I have a 2 year old boy. Our first international trip occurred when he was 5 months old. We had the routine concerns of first-time parent travelers: how will he fare on the plane, will he adjust to the new foods, to the smells, to the time difference? While we spent our time strategizing and worrying, we scarcely noticed that our 6-week trip to Singapore and India was over, and that our baby was happy, well, and perhaps even a little more robust for having had the experience.
We tried it again – same thing. Minor issues on planes (he threw up or had an exploding diaper every time we were at a check-in counter, which we sometimes leveraged to get an upgrade or an empty seat at least), but for the most part, with every trip, Karam became more adaptable, easier to manage and much more curious. We have now covered 12 countries and over 25 cities around the globe.
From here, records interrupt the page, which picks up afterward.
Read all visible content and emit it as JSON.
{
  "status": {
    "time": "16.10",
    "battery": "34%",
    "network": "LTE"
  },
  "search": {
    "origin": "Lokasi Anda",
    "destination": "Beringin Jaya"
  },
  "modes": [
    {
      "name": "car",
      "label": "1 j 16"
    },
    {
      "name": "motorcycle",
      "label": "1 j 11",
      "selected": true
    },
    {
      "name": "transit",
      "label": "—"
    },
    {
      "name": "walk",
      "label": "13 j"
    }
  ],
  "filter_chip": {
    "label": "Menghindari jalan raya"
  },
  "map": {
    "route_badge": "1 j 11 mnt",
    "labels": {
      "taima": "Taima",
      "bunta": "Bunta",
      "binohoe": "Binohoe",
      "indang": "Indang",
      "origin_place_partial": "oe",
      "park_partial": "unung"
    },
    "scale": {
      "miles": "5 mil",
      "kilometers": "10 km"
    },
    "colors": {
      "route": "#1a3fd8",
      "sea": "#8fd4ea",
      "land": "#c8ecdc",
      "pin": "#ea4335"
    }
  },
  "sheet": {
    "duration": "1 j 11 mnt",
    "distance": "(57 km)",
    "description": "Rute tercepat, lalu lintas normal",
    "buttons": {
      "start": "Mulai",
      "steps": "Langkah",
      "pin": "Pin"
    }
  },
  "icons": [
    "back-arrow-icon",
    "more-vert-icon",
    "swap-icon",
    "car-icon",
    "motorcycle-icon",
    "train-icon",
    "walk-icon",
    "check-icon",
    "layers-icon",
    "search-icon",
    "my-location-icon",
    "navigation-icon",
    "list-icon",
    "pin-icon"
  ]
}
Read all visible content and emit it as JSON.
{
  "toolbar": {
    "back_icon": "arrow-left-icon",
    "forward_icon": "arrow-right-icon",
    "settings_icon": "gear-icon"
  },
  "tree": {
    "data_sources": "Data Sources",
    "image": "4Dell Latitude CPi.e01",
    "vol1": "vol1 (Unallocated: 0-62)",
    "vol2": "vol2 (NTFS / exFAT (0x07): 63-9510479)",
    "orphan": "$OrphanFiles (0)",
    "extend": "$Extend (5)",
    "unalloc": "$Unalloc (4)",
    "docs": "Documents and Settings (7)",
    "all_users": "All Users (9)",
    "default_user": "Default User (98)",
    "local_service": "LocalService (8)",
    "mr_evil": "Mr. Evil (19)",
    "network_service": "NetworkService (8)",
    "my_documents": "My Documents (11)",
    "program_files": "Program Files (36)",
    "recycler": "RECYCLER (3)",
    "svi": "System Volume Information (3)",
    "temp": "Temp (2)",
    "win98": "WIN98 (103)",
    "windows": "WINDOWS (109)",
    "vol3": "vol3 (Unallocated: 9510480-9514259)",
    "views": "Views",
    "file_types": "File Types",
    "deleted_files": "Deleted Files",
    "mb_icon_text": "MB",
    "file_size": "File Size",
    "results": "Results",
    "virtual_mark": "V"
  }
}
Travel has become a part of our lifestyle and our value system as a family. I believe it opens young children up to exposure that helps them adapt to life, and then some. I believe my son will learn to appreciate beauty in every culture, and not be limited to seeing poverty and filth. I believe that my son will truly learn to appreciate diversity, not just the lip service we give it today but by understanding that a fascinating chain of historical, political and evolutionary events leads to the how’s and why’s of a country’s existence. He will respect and ask about these differences, and see that there is no “best” nation out there; all have facets we can learn from and emulate. Finally my son is already showing survival and adaptability skills that will hold him in good stead as an adult – he will eat anything, sleep anywhere, and as long as he’s got his monkey (Bobo), everything will be a-ok!
Part of this is also for me. As adults, we tend to adopt an air of superiority, as if we are too cool to stare in wonder, too composed to clap our hands and squeal in delight. Traveling with children you can’t help but participate and when you do, you truly experience things you may have overlooked before.
So to parents who ask me why, I ask them, why not? As far as I am concerned, the risks of not traveling with your kids are too high. The time of middle-aged Americans without passports has passed. ‘Tis the age of global citizens. So do what you can to raise one.